__YOUR GOAL__
Give back the data below exactly as it was given.

---------- MATERIAL PROVIDED

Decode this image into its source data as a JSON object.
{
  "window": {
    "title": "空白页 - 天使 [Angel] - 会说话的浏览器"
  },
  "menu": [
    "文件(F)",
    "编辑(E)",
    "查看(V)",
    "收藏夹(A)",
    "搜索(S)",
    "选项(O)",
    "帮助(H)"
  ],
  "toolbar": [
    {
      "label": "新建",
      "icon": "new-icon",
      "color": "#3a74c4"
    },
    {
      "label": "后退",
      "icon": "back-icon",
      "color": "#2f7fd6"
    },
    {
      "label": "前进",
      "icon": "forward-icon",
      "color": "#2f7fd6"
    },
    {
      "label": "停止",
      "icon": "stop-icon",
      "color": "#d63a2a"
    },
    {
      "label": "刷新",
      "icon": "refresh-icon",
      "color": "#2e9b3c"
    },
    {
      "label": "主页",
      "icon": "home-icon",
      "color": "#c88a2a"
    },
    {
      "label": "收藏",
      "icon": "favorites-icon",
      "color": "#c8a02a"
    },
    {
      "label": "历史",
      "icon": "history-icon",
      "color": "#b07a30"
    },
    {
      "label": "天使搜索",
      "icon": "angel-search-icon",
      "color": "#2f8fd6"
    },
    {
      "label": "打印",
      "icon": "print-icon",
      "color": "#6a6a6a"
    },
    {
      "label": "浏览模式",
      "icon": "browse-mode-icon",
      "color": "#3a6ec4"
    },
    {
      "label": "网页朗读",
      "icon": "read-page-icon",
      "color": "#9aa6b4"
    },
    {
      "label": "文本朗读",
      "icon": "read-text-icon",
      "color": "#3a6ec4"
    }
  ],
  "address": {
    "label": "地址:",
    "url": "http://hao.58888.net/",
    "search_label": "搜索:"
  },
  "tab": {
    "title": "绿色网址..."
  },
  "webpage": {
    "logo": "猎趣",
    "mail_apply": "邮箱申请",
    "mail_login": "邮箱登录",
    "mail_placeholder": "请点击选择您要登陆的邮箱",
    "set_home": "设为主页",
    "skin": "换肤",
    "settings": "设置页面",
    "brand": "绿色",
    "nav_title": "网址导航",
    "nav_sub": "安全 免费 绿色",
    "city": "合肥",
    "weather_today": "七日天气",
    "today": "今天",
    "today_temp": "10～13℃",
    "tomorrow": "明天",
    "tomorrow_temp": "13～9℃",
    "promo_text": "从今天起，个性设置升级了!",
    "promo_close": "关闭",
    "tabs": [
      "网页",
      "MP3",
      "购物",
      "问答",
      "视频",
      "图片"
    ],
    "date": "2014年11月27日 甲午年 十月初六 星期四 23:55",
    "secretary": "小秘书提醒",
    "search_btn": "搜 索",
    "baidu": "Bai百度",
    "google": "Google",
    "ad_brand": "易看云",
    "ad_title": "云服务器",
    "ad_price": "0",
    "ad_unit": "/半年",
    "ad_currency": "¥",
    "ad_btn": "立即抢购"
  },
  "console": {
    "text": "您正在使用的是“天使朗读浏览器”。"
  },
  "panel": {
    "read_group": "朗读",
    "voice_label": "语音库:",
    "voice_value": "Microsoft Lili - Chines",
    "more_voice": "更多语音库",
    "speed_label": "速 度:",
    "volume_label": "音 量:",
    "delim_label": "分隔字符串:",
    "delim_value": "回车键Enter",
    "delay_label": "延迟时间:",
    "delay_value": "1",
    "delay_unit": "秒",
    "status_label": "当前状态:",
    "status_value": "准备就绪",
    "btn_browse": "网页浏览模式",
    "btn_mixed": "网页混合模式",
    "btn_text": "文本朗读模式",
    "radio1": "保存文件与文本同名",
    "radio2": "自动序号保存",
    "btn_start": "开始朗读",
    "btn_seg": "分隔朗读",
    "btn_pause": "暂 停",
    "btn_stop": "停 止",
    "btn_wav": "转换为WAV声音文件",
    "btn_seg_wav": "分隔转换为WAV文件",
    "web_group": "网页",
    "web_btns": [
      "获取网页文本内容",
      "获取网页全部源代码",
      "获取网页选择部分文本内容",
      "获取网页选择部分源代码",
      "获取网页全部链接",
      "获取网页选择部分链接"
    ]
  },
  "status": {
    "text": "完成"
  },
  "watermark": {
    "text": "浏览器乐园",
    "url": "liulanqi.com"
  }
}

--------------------

__RESULT FOR THIS EXERCISE__
Decode this image into its source data as a JSON object.
{
  "window": {
    "title": "空白页 - 天使 [Angel] - 会说话的浏览器"
  },
  "menu": [
    "文件(F)",
    "编辑(E)",
    "查看(V)",
    "收藏夹(A)",
    "搜索(S)",
    "选项(O)",
    "帮助(H)"
  ],
  "toolbar": [
    {
      "label": "新建",
      "icon": "new-icon",
      "color": "#3a74c4"
    },
    {
      "label": "后退",
      "icon": "back-icon",
      "color": "#2f7fd6"
    },
    {
      "label": "前进",
      "icon": "forward-icon",
      "color": "#2f7fd6"
    },
    {
      "label": "停止",
      "icon": "stop-icon",
      "color": "#d63a2a"
    },
    {
      "label": "刷新",
      "icon": "refresh-icon",
      "color": "#2e9b3c"
    },
    {
      "label": "主页",
      "icon": "home-icon",
      "color": "#c88a2a"
    },
    {
      "label": "收藏",
      "icon": "favorites-icon",
      "color": "#c8a02a"
    },
    {
      "label": "历史",
      "icon": "history-icon",
      "color": "#b07a30"
    },
    {
      "label": "天使搜索",
      "icon": "angel-search-icon",
      "color": "#2f8fd6"
    },
    {
      "label": "打印",
      "icon": "print-icon",
      "color": "#6a6a6a"
    },
    {
      "label": "浏览模式",
      "icon": "browse-mode-icon",
      "color": "#3a6ec4"
    },
    {
      "label": "网页朗读",
      "icon": "read-page-icon",
      "color": "#9aa6b4"
    },
    {
      "label": "文本朗读",
      "icon": "read-text-icon",
      "color": "#3a6ec4"
    }
  ],
  "address": {
    "label": "地址:",
    "url": "http://hao.58888.net/",
    "search_label": "搜索:"
  },
  "tab": {
    "title": "绿色网址..."
  },
  "webpage": {
    "logo": "猎趣",
    "mail_apply": "邮箱申请",
    "mail_login": "邮箱登录",
    "mail_placeholder": "请点击选择您要登陆的邮箱",
    "set_home": "设为主页",
    "skin": "换肤",
    "settings": "设置页面",
    "brand": "绿色",
    "nav_title": "网址导航",
    "nav_sub": "安全 免费 绿色",
    "city": "合肥",
    "weather_today": "七日天气",
    "today": "今天",
    "today_temp": "10～13℃",
    "tomorrow": "明天",
    "tomorrow_temp": "13～9℃",
    "promo_text": "从今天起，个性设置升级了!",
    "promo_close": "关闭",
    "tabs": [
      "网页",
      "MP3",
      "购物",
      "问答",
      "视频",
      "图片"
    ],
    "date": "2014年11月27日 甲午年 十月初六 星期四 23:55",
    "secretary": "小秘书提醒",
    "search_btn": "搜 索",
    "baidu": "Bai百度",
    "google": "Google",
    "ad_brand": "易看云",
    "ad_title": "云服务器",
    "ad_price": "0",
    "ad_unit": "/半年",
    "ad_currency": "¥",
    "ad_btn": "立即抢购"
  },
  "console": {
    "text": "您正在使用的是“天使朗读浏览器”。"
  },
  "panel": {
    "read_group": "朗读",
    "voice_label": "语音库:",
    "voice_value": "Microsoft Lili - Chines",
    "more_voice": "更多语音库",
    "speed_label": "速 度:",
    "volume_label": "音 量:",
    "delim_label": "分隔字符串:",
    "delim_value": "回车键Enter",
    "delay_label": "延迟时间:",
    "delay_value": "1",
    "delay_unit": "秒",
    "status_label": "当前状态:",
    "status_value": "准备就绪",
    "btn_browse": "网页浏览模式",
    "btn_mixed": "网页混合模式",
    "btn_text": "文本朗读模式",
    "radio1": "保存文件与文本同名",
    "radio2": "自动序号保存",
    "btn_start": "开始朗读",
    "btn_seg": "分隔朗读",
    "btn_pause": "暂 停",
    "btn_stop": "停 止",
    "btn_wav": "转换为WAV声音文件",
    "btn_seg_wav": "分隔转换为WAV文件",
    "web_group": "网页",
    "web_btns": [
      "获取网页文本内容",
      "获取网页全部源代码",
      "获取网页选择部分文本内容",
      "获取网页选择部分源代码",
      "获取网页全部链接",
      "获取网页选择部分链接"
    ]
  },
  "status": {
    "text": "完成"
  },
  "watermark": {
    "text": "浏览器乐园",
    "url": "liulanqi.com"
  }
}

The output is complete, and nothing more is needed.